Supplied entries section start

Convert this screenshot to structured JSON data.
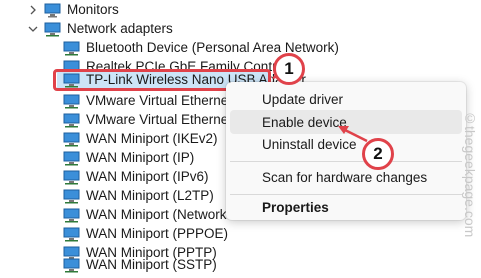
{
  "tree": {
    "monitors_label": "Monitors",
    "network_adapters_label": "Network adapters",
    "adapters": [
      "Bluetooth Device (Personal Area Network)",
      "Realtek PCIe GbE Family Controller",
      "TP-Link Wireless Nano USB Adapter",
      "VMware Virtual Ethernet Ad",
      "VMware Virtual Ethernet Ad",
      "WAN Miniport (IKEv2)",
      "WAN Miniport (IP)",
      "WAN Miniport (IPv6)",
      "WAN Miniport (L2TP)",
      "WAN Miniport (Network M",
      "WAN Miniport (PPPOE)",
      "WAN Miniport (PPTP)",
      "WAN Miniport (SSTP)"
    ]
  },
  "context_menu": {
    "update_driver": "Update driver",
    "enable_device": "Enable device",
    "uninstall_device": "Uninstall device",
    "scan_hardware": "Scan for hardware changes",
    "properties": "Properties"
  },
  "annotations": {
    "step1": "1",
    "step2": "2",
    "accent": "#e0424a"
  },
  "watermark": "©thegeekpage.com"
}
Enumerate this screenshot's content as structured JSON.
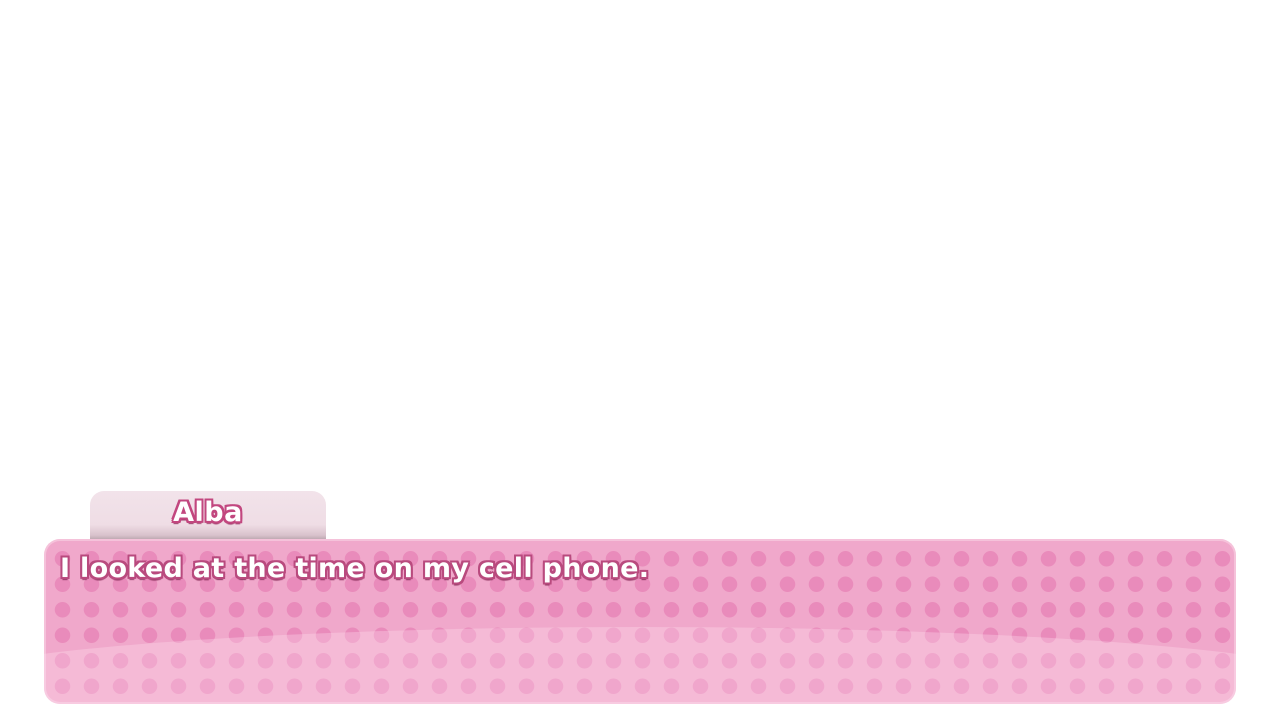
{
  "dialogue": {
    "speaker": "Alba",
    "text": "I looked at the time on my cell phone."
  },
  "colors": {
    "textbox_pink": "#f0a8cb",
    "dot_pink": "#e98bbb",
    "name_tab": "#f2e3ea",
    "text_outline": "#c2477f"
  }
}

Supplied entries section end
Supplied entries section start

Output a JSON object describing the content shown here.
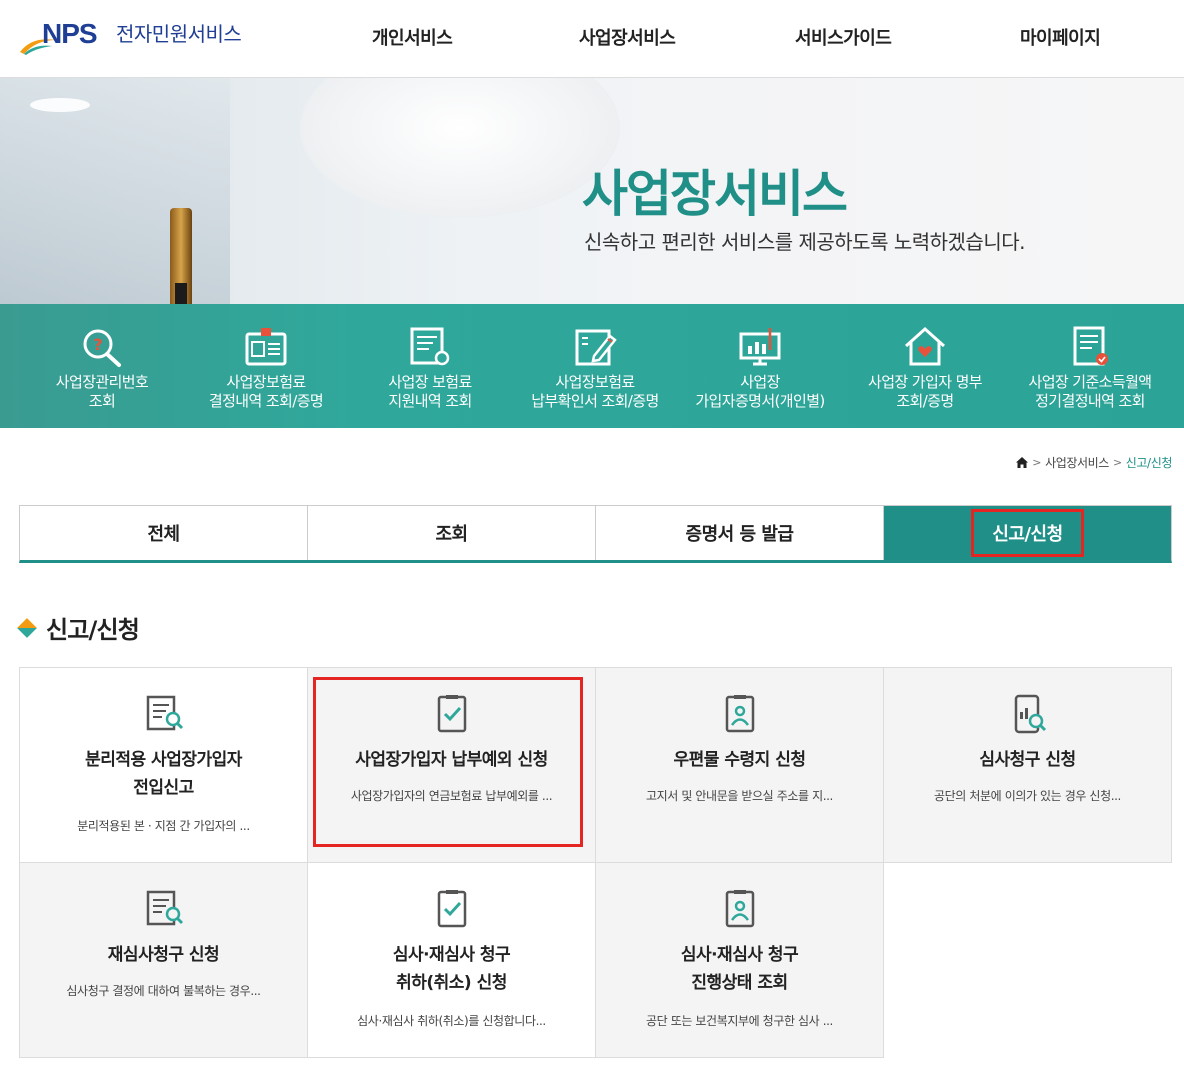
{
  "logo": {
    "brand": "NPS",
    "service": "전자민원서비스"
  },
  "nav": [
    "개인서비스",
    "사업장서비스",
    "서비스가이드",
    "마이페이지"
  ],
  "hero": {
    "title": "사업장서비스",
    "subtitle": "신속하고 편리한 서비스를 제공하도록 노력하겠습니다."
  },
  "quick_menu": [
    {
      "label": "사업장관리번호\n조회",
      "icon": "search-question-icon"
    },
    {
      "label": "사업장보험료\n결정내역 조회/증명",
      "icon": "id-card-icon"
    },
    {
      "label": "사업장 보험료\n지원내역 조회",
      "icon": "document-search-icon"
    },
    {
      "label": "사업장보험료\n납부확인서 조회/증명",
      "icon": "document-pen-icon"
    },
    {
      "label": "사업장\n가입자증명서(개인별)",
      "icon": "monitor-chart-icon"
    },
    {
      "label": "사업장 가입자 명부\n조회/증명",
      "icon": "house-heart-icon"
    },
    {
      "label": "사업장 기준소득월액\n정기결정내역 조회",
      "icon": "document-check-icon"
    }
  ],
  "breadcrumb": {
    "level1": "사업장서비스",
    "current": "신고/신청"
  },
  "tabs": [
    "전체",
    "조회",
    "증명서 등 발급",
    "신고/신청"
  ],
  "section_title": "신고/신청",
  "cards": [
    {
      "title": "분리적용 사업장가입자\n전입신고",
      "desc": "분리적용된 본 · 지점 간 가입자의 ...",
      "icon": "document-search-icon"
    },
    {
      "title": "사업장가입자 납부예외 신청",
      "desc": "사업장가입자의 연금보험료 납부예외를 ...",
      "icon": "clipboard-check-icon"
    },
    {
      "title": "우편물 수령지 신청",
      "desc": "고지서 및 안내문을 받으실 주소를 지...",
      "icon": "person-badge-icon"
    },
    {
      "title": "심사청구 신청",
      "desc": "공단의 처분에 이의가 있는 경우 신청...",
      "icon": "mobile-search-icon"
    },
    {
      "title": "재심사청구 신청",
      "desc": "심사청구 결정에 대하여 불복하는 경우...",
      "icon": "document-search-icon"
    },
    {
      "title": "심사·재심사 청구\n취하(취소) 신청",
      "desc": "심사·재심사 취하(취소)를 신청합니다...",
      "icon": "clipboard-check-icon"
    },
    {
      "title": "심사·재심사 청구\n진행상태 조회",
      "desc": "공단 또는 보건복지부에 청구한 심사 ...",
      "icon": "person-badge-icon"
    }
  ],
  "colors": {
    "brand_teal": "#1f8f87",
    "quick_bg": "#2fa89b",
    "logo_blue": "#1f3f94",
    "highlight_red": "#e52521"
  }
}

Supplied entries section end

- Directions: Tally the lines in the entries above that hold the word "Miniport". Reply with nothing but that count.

- Output of the task: 8